I hope you’ll read the article The Secret Behind Coach Chas Sumser’s Success. If you enjoy it, please subscribe to the Fit2Finish email “share” to receive weekly posts offered to the sporting community.
It’s my way of giving back to youth sports in thanks for what they (and their coaches) began in me as a child and continue to show me in new and amazing ways.
Thank you for reading.
Every class has those kids. The smart ones, the curve-breakers, who pick it up early and run with it. They get it on the first go around. Hardly need our help at all. They have natural aptitude. Sit in the front of the class, graduate first in their class. They are on their way. Hardly need us. Did they ever need us? this is easy.
Then there are those other kids. The struggling ones, the faltering ones. They don’t pick it up early, so they come for extra help. We don’t see eye to eye. They just don’t get it. I tell it to them again and again. The other kids got it, why can’t they? They are stumped. They need us to see it the way they see it, so we can help them. this is hard.

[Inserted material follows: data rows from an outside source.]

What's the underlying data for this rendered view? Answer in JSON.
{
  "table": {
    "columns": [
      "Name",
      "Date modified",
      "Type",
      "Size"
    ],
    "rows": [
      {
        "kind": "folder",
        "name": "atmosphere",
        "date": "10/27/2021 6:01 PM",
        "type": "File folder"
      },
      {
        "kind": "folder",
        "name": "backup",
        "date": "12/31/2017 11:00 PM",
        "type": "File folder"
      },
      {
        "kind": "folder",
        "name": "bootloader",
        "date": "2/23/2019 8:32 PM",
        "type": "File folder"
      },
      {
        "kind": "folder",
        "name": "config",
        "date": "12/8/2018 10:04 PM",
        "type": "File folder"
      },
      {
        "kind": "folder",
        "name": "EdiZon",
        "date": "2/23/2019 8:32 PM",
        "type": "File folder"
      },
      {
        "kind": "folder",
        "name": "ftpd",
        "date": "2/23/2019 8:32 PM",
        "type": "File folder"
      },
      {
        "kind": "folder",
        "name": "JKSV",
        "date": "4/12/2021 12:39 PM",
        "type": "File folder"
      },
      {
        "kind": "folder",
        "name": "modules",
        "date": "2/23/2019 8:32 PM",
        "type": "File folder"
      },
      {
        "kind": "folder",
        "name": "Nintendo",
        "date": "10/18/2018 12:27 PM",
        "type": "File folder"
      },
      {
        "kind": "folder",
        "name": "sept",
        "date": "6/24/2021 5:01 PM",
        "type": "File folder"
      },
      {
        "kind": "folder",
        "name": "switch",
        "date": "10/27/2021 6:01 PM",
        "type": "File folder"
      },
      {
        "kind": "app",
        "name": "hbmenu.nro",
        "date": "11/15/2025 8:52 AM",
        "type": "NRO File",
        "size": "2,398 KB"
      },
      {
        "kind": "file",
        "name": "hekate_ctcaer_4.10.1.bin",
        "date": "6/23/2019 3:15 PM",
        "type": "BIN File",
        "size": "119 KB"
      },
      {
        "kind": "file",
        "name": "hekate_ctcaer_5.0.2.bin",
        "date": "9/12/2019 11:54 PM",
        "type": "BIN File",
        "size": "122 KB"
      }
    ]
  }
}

Then there are those kids. The defiant ones, the failing ones. They don’t pick it up at all, but they don’t come to us for help. They’ve given up, not on us, but on themselves. These need our help most of all, but we don’t know how to help them. Don’t know how to reach them. If they’d come, we’d talk baseball or girl friends, we’d share movies we like or programs we watch. Maybe we would get to telling stories. this is harder still.
Teaching, lacing up the sneakers and going one on one with our world’s greatest natural resource, is the hardest job on earth and the greatest gift we can give. The capable ones will get it without us, but the others stretch us. Sometimes nearly to the breaking point.
And there’s no guarantee. They may fall away anyway in spite of our efforts, but let it not be because of our efforts. Never, ever, because of our efforts. We reach and keep reaching. We re-invent and re-organize. We create new ways to approach an old concept. We make models and draw diagrams. We sketch and color, paint and draw. We use our bodies and our boards. We use our minds, hearts and souls. We call on all the resources we have at hand to teach this one. The least common denominator. Who sits across from us…stumped, frustrated, confused. Who fumes and throws up his hands. “I’ll never get this!”
And we take a deep breath and smile an honest, sincere smile that reflects the truest of hearts. “You will. Let’s try again another way.” And so you do.
One day the quality of my work will be judged by my attention to the least common denominator.